Their son, my great-grandfather, also William Borthwick, was born on December 4, 1850, and emigrated on his own aboard the S.S. Ravenscraig, the ship which presently brought the first ukulele from Madeira to Honolulu in 1879. William Borthwick arrived at Port Melbourne in July 1870, aged nineteen and a half.
William joined the National Bank of Australasia Limited in
There he met his future wife, Ada Maud Mary, the daughter of Edward Connor Bell and Katherine Anne Wallen.
According to Aunt Anne, on the first occasion upon which William set eyes on
Somewhat weakly, despite his middle name, E. C. Bell always insisted that his father, a Writer to the Signet in Dublin, was Scottish, not Irish, on the unfortunate, oft-repeated basis that “Had I been born in China, I would not have been Chinese.”
After ten years at the National Bank, William Borthwick bought into Mr. Little’s stock and station agency in Sale—which duly became known as Little and Borthwick.
According to a useful advertisement placed in The Gippsland Mercury (1898), Little and Borthwick (late English, Little, & Co.) were the local agents for the Land Mortgage Bank; the Curator of the Estates of Deceased Persons; the Peninsula and Oriental Steam Navigation Company (P. & O.); Messrs. R. Goldsbrough, Woolbrokers, and the Liverpool and London and Globe Fire and Life Insurance Company, in other words practically everything.
They also conducted auctions and carried out valuations “in any part of Gippsland,” and lent “large and small sums of money” on mortgage or freehold estate, in effect behaving very much like a bank.
In 1885, with the proceeds of this rather successful business William purchased a property four miles west of
As neighbors with strong Scottish connections, the Borthwick and Pearson families grew up in close proximity and while the Borthwicks were not nearly so rich as the Pearsons, they were evidently prosperous enough to enable Aunt Jean and Aunt Kath and possibly their mother also to travel to Europe for an extended holiday in the 1920s, presumably after great-grandfather William Borthwick died, and again in the mid-1930s.

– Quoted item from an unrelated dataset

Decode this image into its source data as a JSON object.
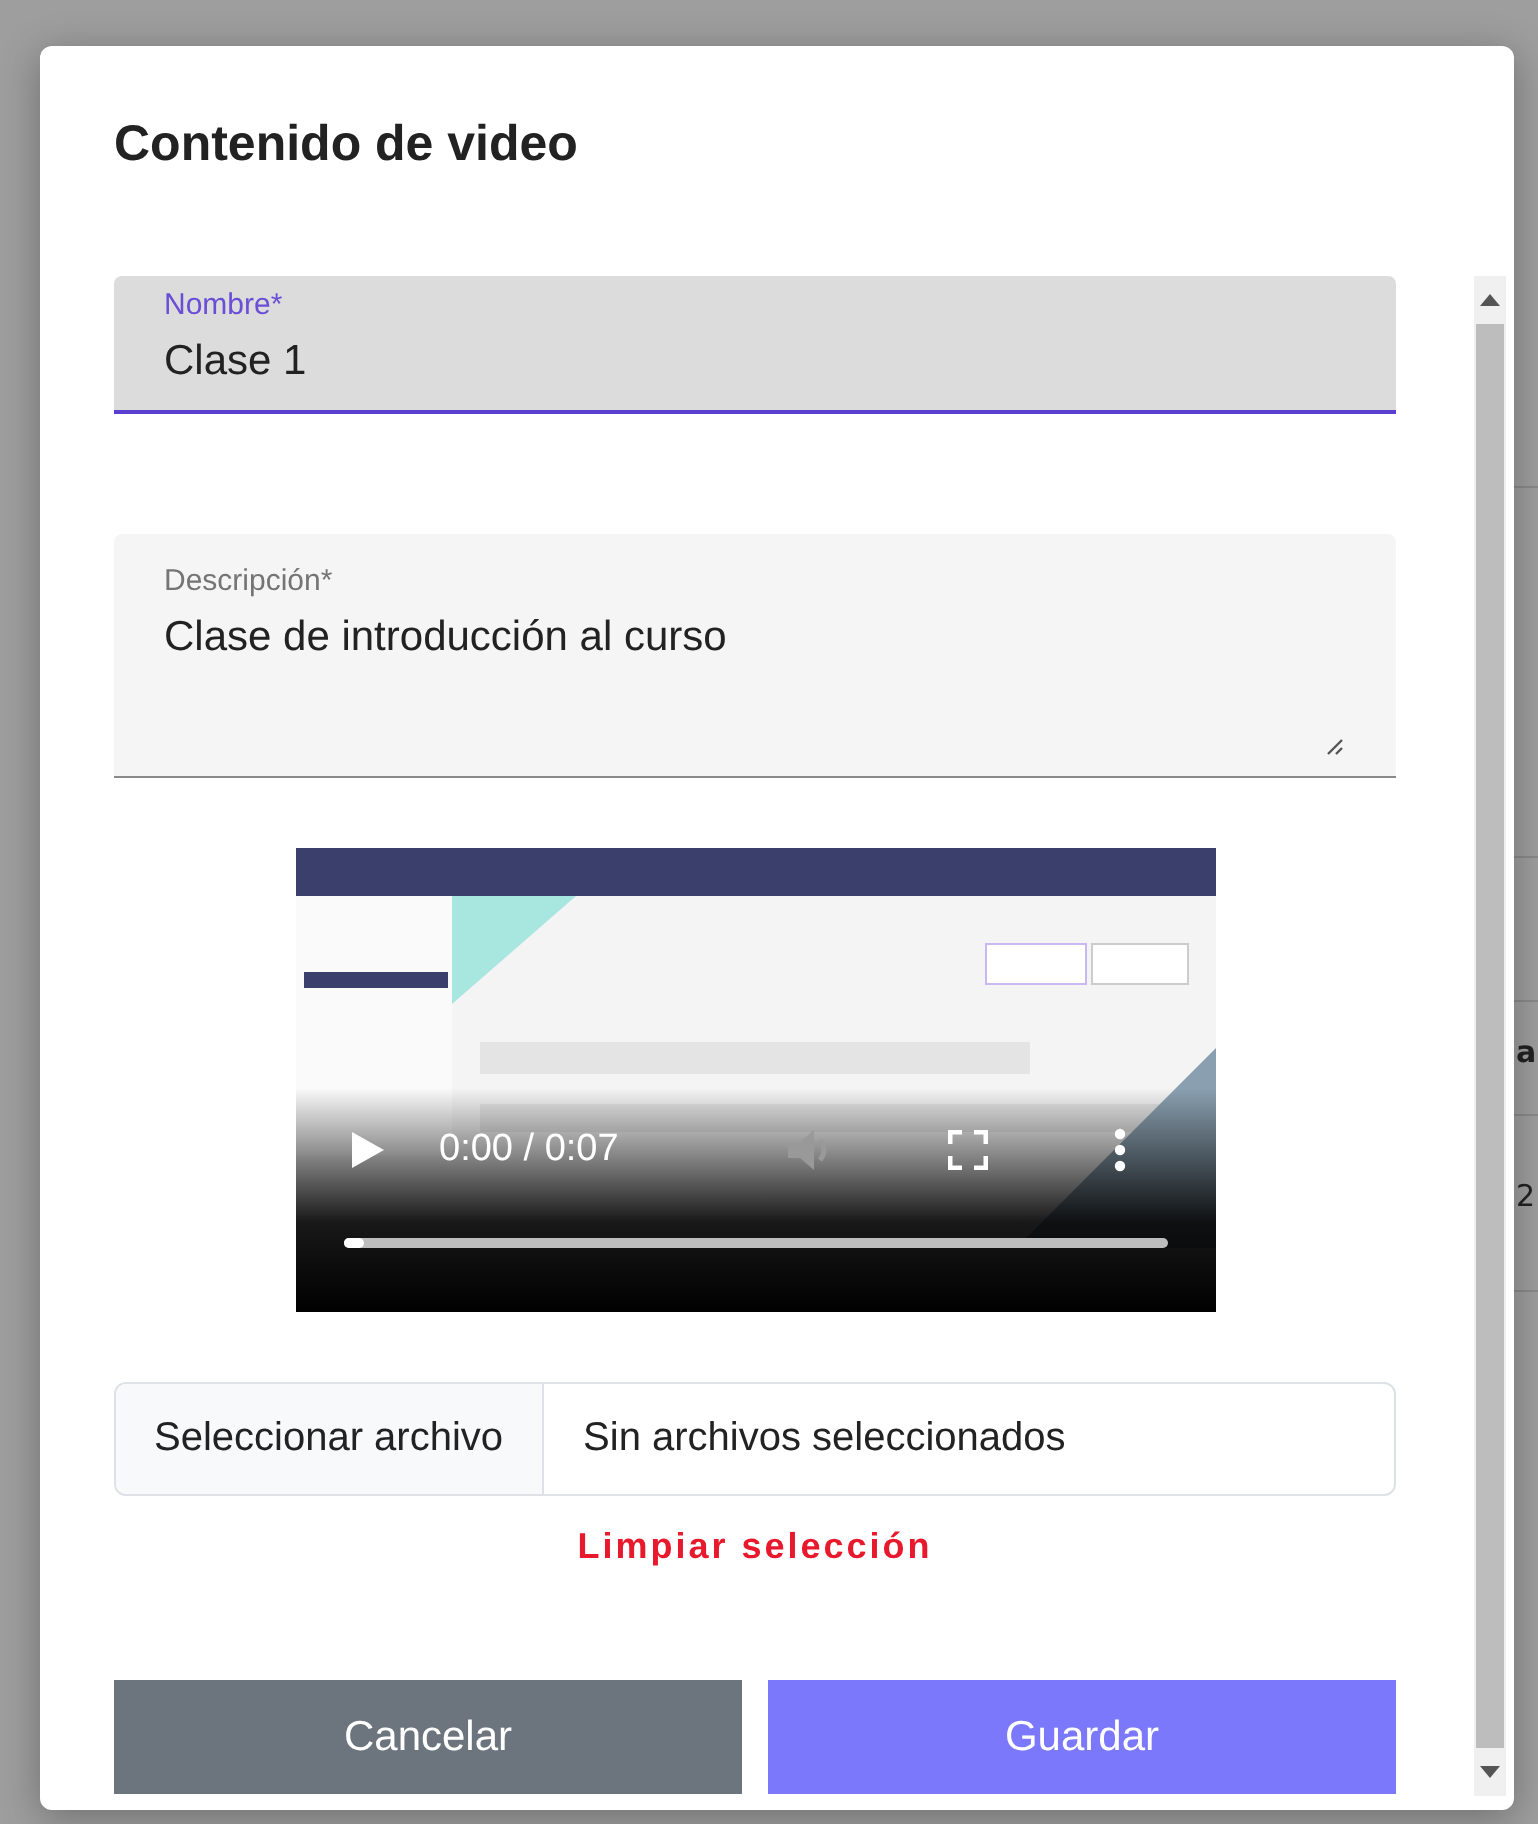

On that later occasion they traveled aboard an Imperial Airways Short “C” Class flying boat, a 16-day journey which induced temporary deafness but offered by way of compensation nightly hotel accommodation somewhere pleasant, and conversation-free dinners.